Classroom is ordered, calm, under control
Middle School practices resembled a military exercise. My team’s practices were more relaxed but started on time and followed the same format that the players had obviously grown up with.
Curriculum has been ‘covered’
I practiced throwing, catching, hitting, running, and positional play. I did this with a partner or in group drills that had me practicing specific plays in different positions.
(At least some) students have supplied correct answers (whether or not they understood or could reproduce them independently)
I could consistently hit, catch, and throw accurately in the practice drills. I understood the patterns of the drills and had the skills to follow them.
So, yes. I probably did look like I knew how to play baseball. But playing baseball is a lot different to practicing it. Playing baseball required me to apply the skills that I had practiced in unfamiliar or unknown contexts. In practice, the repetitive nature of the drills meant that I always knew what I had to do before I had to do it. In a game, I often had no idea what was going to happen and found it very difficult to react in time to transfer my knowledge and skills to a new situation and make a play.
I had practiced a lot but I had not really learned to play baseball. At best, I was performing at a surface level. I was able to perform skills in isolation, working on them one at a time. If I had been performing at a deep level, I would have been able to start connecting and organizing my knowledge and skills to make plays when I was called upon in a game. And if I was able to automatically make those connections and apply my knowledge and skills to new and novel situations, John Hattie would say that I had reached a transfer level of learning. And that was my goal.
My failure to achieve my goal was not for a lack of engagement, work, or help. I have been thinking a lot lately about how we can ensure that engaged, hard-working, and supported students are able to transfer their knowledge and skills to unfamiliar or unknown contexts. How can we ensure that students are able to apply their command of grammar, the mathematical formulae they have memorized, or their understanding of the industrial revolution to tasks or problems that they have not yet encountered in exams and, crucially, in life? Will our students be able to apply their knowledge and skills to become a force for positive change in the world?

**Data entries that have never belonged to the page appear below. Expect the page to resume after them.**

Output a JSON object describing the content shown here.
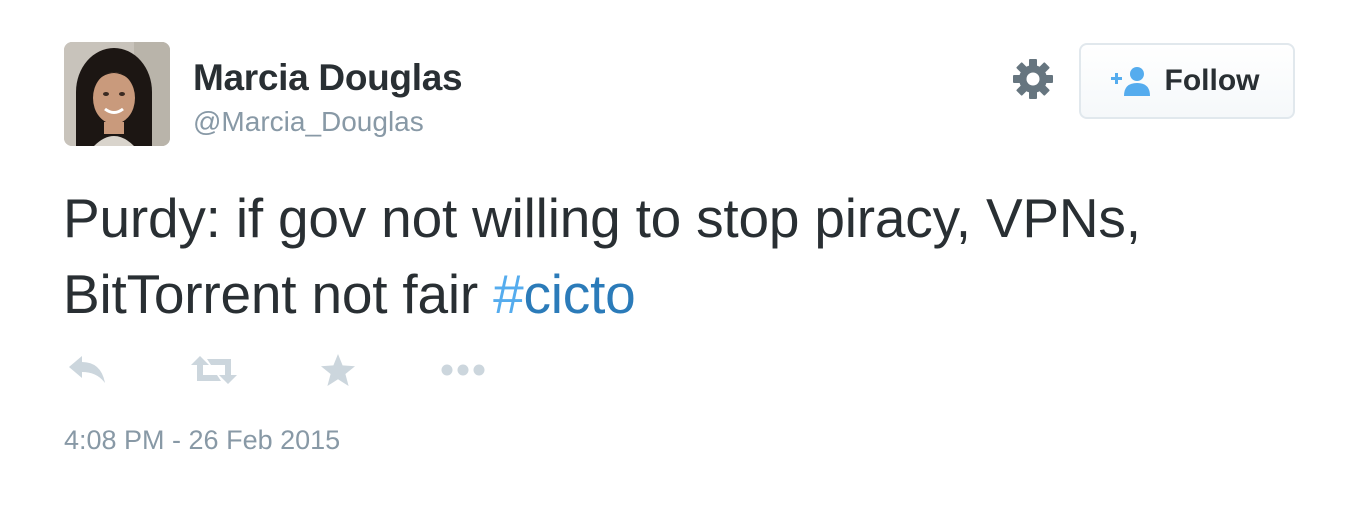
{
  "user": {
    "name": "Marcia Douglas",
    "handle": "@Marcia_Douglas"
  },
  "header": {
    "follow_label": "Follow",
    "settings_icon": "gear-icon",
    "follow_icon": "add-user-icon"
  },
  "tweet": {
    "text": "Purdy: if gov not willing to stop piracy, VPNs, BitTorrent not fair ",
    "hashtag_symbol": "#",
    "hashtag_text": "cicto",
    "timestamp": "4:08 PM - 26 Feb 2015"
  },
  "actions": [
    {
      "icon": "reply-icon"
    },
    {
      "icon": "retweet-icon"
    },
    {
      "icon": "favorite-star-icon"
    },
    {
      "icon": "more-icon"
    }
  ],
  "colors": {
    "text": "#292f33",
    "muted": "#8899a6",
    "hashtag": "#2b7bb9",
    "hashtag_symbol": "#55acee",
    "action_icon": "#ccd6dd",
    "follow_icon": "#55acee",
    "gear": "#66757f"
  }
}
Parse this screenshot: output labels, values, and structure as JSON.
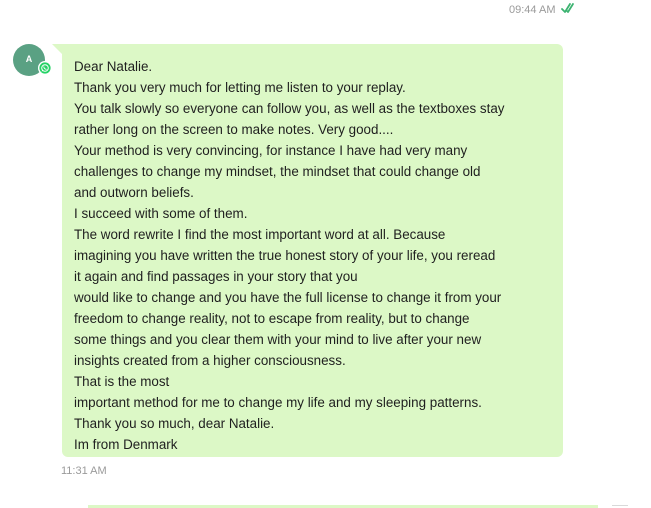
{
  "previous_message": {
    "timestamp": "09:44 AM",
    "status_icon": "double-check-icon",
    "status_color": "#3cb371"
  },
  "message": {
    "sender_avatar_initial": "A",
    "avatar_color": "#5aa183",
    "badge_icon": "whatsapp-icon",
    "bubble_color": "#dcf8c6",
    "lines": [
      "Dear Natalie.",
      "Thank you very much for letting me listen to your replay.",
      "You talk slowly so everyone can follow you, as well as the textboxes stay",
      "rather long on the screen to make notes. Very good....",
      "Your method is very convincing,  for instance I have had very many",
      "challenges to change my mindset, the mindset that could change old",
      "and outworn beliefs.",
      "I succeed with some of them.",
      "The word rewrite I find the most important word at all. Because",
      "imagining you have written the true honest story of your life, you reread",
      "it again and find passages in your story that you",
      "would like to change and you have the full license to change it from your",
      "freedom to change reality, not to escape from reality, but to change",
      "some things and you clear them with your mind to live after your new",
      "insights created from a higher consciousness.",
      "That is the most",
      "important method for me to change my life and my sleeping patterns.",
      "Thank you so much, dear Natalie.",
      "Im from Denmark"
    ],
    "timestamp": "11:31 AM"
  }
}
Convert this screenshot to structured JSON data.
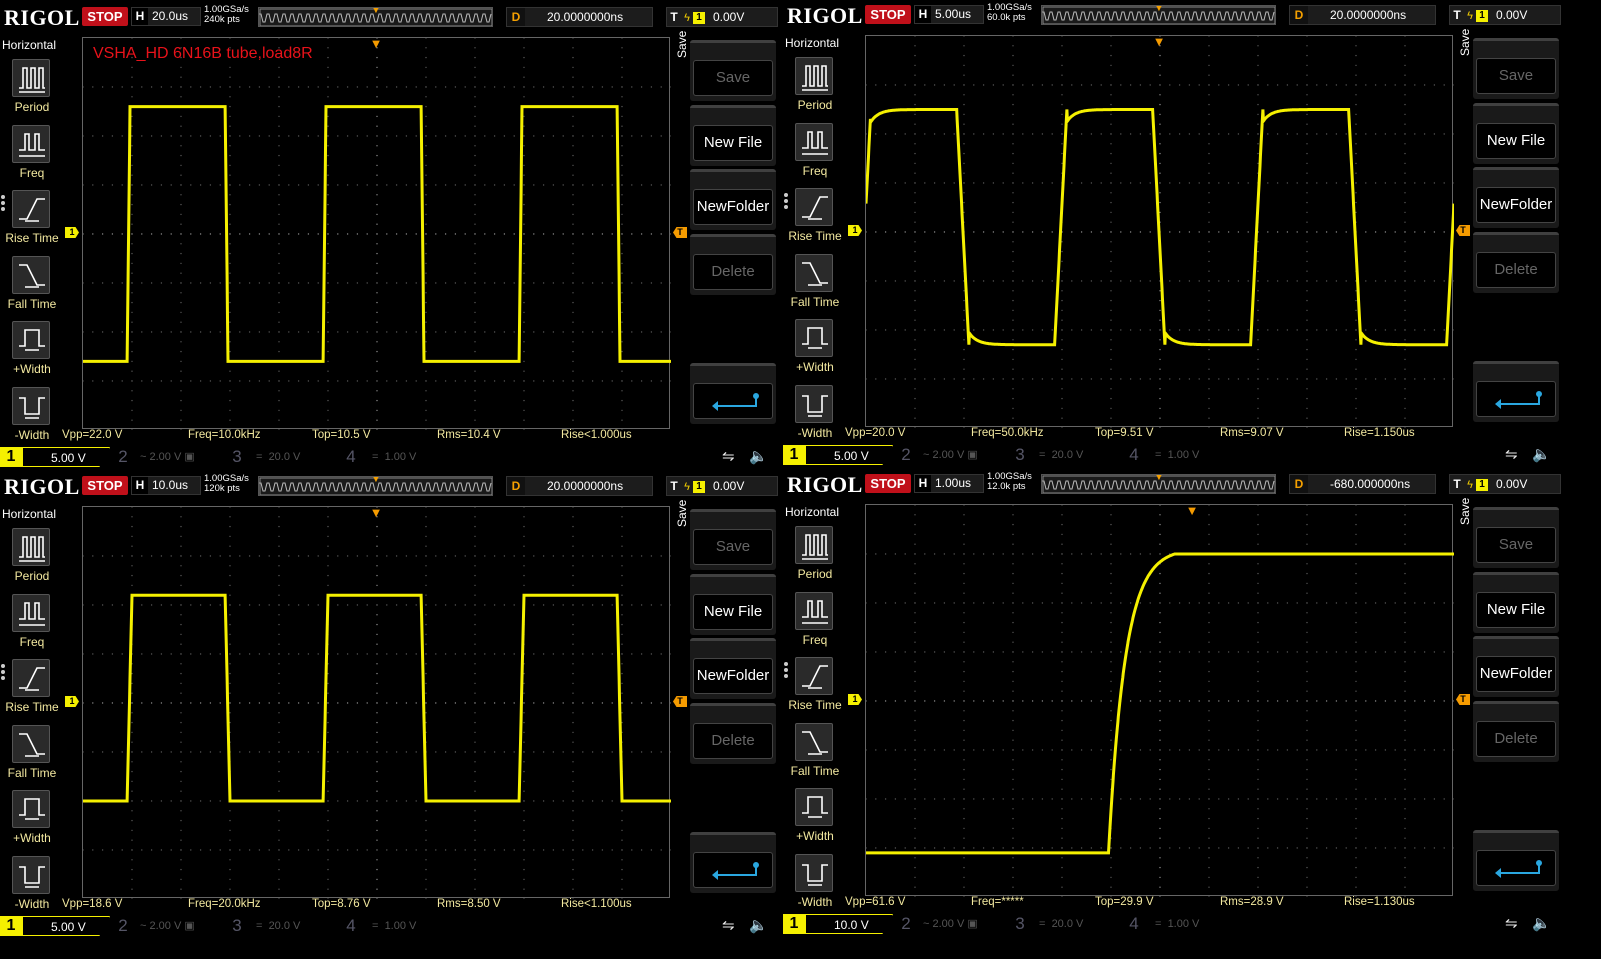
{
  "scopes": [
    {
      "logo": "RIGOL",
      "status": "STOP",
      "h_label": "H",
      "timebase": "20.0us",
      "sample_rate": "1.00GSa/s",
      "mem_depth": "240k pts",
      "d_label": "D",
      "delay": "20.0000000ns",
      "t_label": "T",
      "trig_source": "1",
      "trig_level": "0.00V",
      "annotation": "VSHA_HD 6N16B tube,load8R",
      "horizontal_title": "Horizontal",
      "tools": [
        "Period",
        "Freq",
        "Rise Time",
        "Fall Time",
        "+Width",
        "-Width"
      ],
      "menu": {
        "title": "Save",
        "save": "Save",
        "new_file": "New File",
        "new_folder": "NewFolder",
        "delete": "Delete"
      },
      "measurements": {
        "vpp": "Vpp=22.0 V",
        "freq": "Freq=10.0kHz",
        "top": "Top=10.5 V",
        "rms": "Rms=10.4 V",
        "rise": "Rise<1.000us"
      },
      "channels": {
        "ch1": "1",
        "ch1_scale": "5.00 V",
        "ch2": "2",
        "ch2_scale": "2.00 V",
        "ch3": "3",
        "ch3_scale": "20.0 V",
        "ch4": "4",
        "ch4_scale": "1.00 V"
      },
      "waveform": {
        "shape": "square",
        "period_div": 4.0,
        "phase_div": 0.9,
        "high_div": 2.6,
        "low_div": -2.6,
        "edge_div": 0.06,
        "ringing": false
      },
      "level_marker_div": 0
    },
    {
      "logo": "RIGOL",
      "status": "STOP",
      "h_label": "H",
      "timebase": "5.00us",
      "sample_rate": "1.00GSa/s",
      "mem_depth": "60.0k pts",
      "d_label": "D",
      "delay": "20.0000000ns",
      "t_label": "T",
      "trig_source": "1",
      "trig_level": "0.00V",
      "annotation": "",
      "horizontal_title": "Horizontal",
      "tools": [
        "Period",
        "Freq",
        "Rise Time",
        "Fall Time",
        "+Width",
        "-Width"
      ],
      "menu": {
        "title": "Save",
        "save": "Save",
        "new_file": "New File",
        "new_folder": "NewFolder",
        "delete": "Delete"
      },
      "measurements": {
        "vpp": "Vpp=20.0 V",
        "freq": "Freq=50.0kHz",
        "top": "Top=9.51 V",
        "rms": "Rms=9.07 V",
        "rise": "Rise=1.150us"
      },
      "channels": {
        "ch1": "1",
        "ch1_scale": "5.00 V",
        "ch2": "2",
        "ch2_scale": "2.00 V",
        "ch3": "3",
        "ch3_scale": "20.0 V",
        "ch4": "4",
        "ch4_scale": "1.00 V"
      },
      "waveform": {
        "shape": "square",
        "period_div": 4.0,
        "phase_div": -0.15,
        "high_div": 2.5,
        "low_div": -2.3,
        "edge_div": 0.25,
        "ringing": true
      },
      "level_marker_div": 0
    },
    {
      "logo": "RIGOL",
      "status": "STOP",
      "h_label": "H",
      "timebase": "10.0us",
      "sample_rate": "1.00GSa/s",
      "mem_depth": "120k pts",
      "d_label": "D",
      "delay": "20.0000000ns",
      "t_label": "T",
      "trig_source": "1",
      "trig_level": "0.00V",
      "annotation": "",
      "horizontal_title": "Horizontal",
      "tools": [
        "Period",
        "Freq",
        "Rise Time",
        "Fall Time",
        "+Width",
        "-Width"
      ],
      "menu": {
        "title": "Save",
        "save": "Save",
        "new_file": "New File",
        "new_folder": "NewFolder",
        "delete": "Delete"
      },
      "measurements": {
        "vpp": "Vpp=18.6 V",
        "freq": "Freq=20.0kHz",
        "top": "Top=8.76 V",
        "rms": "Rms=8.50 V",
        "rise": "Rise<1.100us"
      },
      "channels": {
        "ch1": "1",
        "ch1_scale": "5.00 V",
        "ch2": "2",
        "ch2_scale": "2.00 V",
        "ch3": "3",
        "ch3_scale": "20.0 V",
        "ch4": "4",
        "ch4_scale": "1.00 V"
      },
      "waveform": {
        "shape": "square",
        "period_div": 4.0,
        "phase_div": 0.9,
        "high_div": 2.2,
        "low_div": -2.0,
        "edge_div": 0.1,
        "ringing": false
      },
      "level_marker_div": 0
    },
    {
      "logo": "RIGOL",
      "status": "STOP",
      "h_label": "H",
      "timebase": "1.00us",
      "sample_rate": "1.00GSa/s",
      "mem_depth": "12.0k pts",
      "d_label": "D",
      "delay": "-680.000000ns",
      "t_label": "T",
      "trig_source": "1",
      "trig_level": "0.00V",
      "annotation": "",
      "horizontal_title": "Horizontal",
      "tools": [
        "Period",
        "Freq",
        "Rise Time",
        "Fall Time",
        "+Width",
        "-Width"
      ],
      "menu": {
        "title": "Save",
        "save": "Save",
        "new_file": "New File",
        "new_folder": "NewFolder",
        "delete": "Delete"
      },
      "measurements": {
        "vpp": "Vpp=61.6 V",
        "freq": "Freq=*****",
        "top": "Top=29.9 V",
        "rms": "Rms=28.9 V",
        "rise": "Rise=1.130us"
      },
      "channels": {
        "ch1": "1",
        "ch1_scale": "10.0 V",
        "ch2": "2",
        "ch2_scale": "2.00 V",
        "ch3": "3",
        "ch3_scale": "20.0 V",
        "ch4": "4",
        "ch4_scale": "1.00 V"
      },
      "waveform": {
        "shape": "step",
        "step_start_div": 4.95,
        "step_end_div": 6.3,
        "high_div": 3.0,
        "low_div": -3.1
      },
      "level_marker_div": 0
    }
  ],
  "colors": {
    "trace": "#f5f000",
    "stop": "#c0101a",
    "trigger": "#f59b00",
    "annotation": "#e8121a",
    "meas_text": "#f3e9a0"
  }
}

My baseball (and a Middle-Eastern Australian Rules Football season) experience tells me that to truly say that we have learned a skill, we must be able to apply it to new and novel situations. This means that we need to be challenged and supported to apply our skills in these situations, whether they be simulated or authentic. Doing the same drills and routines over and over again certainly improved my performance in specific skills and if baseball was multi-choice, I would be pretty good. But those skills were not much good to me in a game as I could not apply them. My performances in practice could no longer hide the fact that I had not really learned much about baseball.
*and almost certainly the fact that they thought I was from the US. I told them I was from New Zealand and played cricket (which I think was mistaken for either polo or croquet) and that seemed to clear everything up.
Frey, Nancy, et al. Developing Assessment-Capable Visible Learners: Grades K-12: Maximizing Skill, Will, and Thrill. Corwin, A SAGE Company, 2018.